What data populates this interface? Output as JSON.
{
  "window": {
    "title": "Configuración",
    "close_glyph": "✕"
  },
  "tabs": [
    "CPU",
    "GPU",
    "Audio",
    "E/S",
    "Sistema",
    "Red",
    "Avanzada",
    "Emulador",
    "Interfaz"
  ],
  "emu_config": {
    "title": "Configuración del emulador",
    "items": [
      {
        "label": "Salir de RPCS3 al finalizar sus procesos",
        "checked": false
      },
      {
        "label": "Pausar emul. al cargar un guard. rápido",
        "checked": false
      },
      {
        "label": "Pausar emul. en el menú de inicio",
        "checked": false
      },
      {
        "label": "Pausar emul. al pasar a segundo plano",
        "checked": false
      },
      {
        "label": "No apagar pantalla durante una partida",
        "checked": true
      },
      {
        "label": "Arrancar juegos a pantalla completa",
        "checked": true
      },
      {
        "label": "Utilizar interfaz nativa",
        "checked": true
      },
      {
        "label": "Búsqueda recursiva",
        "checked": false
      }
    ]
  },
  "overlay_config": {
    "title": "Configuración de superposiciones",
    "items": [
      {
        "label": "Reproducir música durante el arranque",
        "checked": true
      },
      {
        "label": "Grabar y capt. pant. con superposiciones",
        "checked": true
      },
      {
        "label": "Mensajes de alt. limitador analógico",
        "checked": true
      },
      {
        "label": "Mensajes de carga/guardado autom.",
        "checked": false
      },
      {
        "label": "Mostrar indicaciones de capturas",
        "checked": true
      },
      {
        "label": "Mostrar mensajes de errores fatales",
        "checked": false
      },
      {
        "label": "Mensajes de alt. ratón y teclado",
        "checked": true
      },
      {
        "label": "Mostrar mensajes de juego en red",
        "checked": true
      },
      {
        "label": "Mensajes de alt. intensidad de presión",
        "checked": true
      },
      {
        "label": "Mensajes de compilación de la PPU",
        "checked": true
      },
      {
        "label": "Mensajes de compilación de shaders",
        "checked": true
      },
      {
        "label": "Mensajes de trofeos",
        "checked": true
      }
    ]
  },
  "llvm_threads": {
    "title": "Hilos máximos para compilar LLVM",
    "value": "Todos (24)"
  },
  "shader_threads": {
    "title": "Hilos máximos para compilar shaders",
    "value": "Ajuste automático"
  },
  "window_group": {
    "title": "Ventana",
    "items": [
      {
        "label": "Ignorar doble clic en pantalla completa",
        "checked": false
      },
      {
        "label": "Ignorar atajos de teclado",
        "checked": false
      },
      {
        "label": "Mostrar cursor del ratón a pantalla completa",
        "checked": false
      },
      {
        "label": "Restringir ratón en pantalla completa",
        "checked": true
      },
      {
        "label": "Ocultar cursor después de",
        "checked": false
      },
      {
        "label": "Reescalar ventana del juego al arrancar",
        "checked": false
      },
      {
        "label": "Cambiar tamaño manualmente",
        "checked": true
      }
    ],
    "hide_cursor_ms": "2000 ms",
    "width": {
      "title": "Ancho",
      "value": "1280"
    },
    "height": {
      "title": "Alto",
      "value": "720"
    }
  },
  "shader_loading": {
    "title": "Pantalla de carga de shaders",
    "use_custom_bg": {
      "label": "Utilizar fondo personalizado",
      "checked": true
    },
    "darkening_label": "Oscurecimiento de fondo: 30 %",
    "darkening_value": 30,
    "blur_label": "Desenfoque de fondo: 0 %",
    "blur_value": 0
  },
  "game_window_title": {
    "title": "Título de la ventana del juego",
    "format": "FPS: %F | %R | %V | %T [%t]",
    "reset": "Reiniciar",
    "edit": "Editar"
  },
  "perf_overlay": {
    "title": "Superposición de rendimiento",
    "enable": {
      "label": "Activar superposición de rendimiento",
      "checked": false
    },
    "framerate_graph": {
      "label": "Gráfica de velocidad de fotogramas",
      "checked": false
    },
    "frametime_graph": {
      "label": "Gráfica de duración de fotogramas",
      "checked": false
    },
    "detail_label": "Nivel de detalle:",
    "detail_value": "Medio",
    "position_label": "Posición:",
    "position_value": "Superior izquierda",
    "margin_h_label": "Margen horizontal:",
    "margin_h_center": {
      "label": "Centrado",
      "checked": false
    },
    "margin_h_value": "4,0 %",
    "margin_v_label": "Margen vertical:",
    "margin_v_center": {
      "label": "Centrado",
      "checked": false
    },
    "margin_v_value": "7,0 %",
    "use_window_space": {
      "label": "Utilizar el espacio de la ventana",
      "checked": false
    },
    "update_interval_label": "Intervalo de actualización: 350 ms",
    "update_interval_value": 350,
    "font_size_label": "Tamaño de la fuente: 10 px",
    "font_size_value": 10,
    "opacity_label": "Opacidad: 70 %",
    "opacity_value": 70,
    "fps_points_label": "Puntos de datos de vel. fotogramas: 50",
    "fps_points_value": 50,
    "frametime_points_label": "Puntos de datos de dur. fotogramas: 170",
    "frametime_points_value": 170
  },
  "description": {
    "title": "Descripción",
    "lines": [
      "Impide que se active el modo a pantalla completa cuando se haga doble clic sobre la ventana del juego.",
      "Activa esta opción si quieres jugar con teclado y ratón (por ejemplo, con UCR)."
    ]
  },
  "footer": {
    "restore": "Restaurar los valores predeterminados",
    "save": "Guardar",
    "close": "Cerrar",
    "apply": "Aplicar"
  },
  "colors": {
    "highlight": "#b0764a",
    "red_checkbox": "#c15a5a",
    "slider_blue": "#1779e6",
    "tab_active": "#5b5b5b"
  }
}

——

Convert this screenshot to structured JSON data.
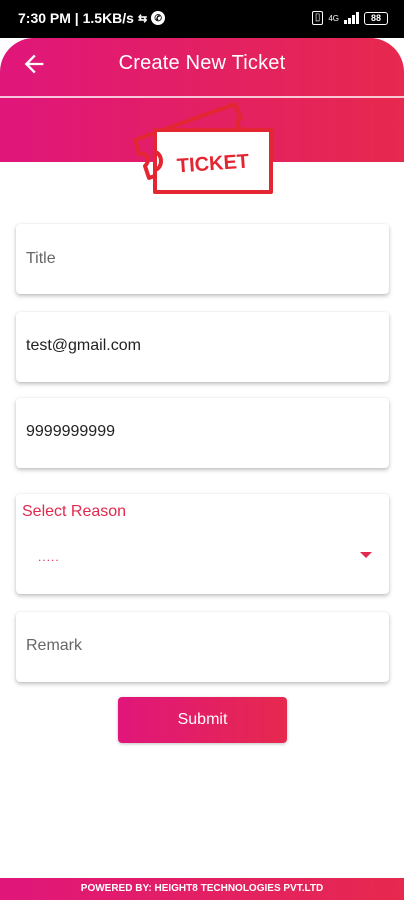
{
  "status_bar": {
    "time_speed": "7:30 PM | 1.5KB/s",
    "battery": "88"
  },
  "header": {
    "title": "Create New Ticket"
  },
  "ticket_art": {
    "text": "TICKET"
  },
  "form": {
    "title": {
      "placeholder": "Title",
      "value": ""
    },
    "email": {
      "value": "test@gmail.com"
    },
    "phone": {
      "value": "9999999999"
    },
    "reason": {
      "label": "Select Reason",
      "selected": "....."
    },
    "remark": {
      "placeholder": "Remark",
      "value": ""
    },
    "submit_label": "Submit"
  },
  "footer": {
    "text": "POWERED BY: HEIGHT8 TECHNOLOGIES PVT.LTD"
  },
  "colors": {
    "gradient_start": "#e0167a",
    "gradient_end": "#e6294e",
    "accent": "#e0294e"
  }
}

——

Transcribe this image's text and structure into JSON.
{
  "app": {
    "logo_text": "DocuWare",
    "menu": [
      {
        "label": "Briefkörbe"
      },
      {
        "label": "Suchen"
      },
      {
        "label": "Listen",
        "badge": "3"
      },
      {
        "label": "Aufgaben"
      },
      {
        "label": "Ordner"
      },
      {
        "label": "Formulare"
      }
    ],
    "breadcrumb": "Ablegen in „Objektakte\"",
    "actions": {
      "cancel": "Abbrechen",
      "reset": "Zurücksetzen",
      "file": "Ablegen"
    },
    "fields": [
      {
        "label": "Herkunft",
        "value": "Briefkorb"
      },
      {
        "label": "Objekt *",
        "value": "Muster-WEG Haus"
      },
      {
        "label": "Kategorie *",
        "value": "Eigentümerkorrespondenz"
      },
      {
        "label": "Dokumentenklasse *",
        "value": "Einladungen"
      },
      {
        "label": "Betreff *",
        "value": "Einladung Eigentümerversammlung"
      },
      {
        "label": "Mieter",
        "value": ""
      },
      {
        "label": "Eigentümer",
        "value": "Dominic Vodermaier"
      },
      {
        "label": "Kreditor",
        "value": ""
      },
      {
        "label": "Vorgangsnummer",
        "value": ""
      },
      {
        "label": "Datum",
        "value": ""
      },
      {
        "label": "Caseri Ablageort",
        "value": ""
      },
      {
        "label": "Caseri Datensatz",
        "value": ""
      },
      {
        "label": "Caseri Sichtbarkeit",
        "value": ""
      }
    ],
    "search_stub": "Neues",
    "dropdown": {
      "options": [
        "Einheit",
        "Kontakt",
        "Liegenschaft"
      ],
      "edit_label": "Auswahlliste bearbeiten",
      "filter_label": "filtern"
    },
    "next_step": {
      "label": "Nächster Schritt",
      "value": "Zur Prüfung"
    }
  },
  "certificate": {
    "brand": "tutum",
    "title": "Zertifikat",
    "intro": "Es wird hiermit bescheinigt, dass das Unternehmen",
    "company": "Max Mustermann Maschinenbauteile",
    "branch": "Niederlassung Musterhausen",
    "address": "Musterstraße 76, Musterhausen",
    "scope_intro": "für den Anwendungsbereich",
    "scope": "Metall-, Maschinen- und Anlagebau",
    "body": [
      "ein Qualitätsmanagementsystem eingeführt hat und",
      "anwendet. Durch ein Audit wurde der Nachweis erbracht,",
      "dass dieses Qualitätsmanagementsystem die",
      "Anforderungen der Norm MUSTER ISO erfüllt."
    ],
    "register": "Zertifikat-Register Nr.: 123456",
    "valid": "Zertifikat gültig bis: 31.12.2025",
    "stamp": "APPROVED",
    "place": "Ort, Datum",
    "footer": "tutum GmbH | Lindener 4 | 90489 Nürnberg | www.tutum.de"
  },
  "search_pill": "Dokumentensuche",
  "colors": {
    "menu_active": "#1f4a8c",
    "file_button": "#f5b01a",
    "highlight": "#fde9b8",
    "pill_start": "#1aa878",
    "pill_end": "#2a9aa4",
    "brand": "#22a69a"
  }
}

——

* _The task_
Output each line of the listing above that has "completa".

* _Response to this task_
        "label": "Arrancar juegos a pantalla completa",
        "label": "Ignorar doble clic en pantalla completa",
        "label": "Mostrar cursor del ratón a pantalla completa",
        "label": "Restringir ratón en pantalla completa",
      "Impide que se active el modo a pantalla completa cuando se haga doble clic sobre la ventana del juego.",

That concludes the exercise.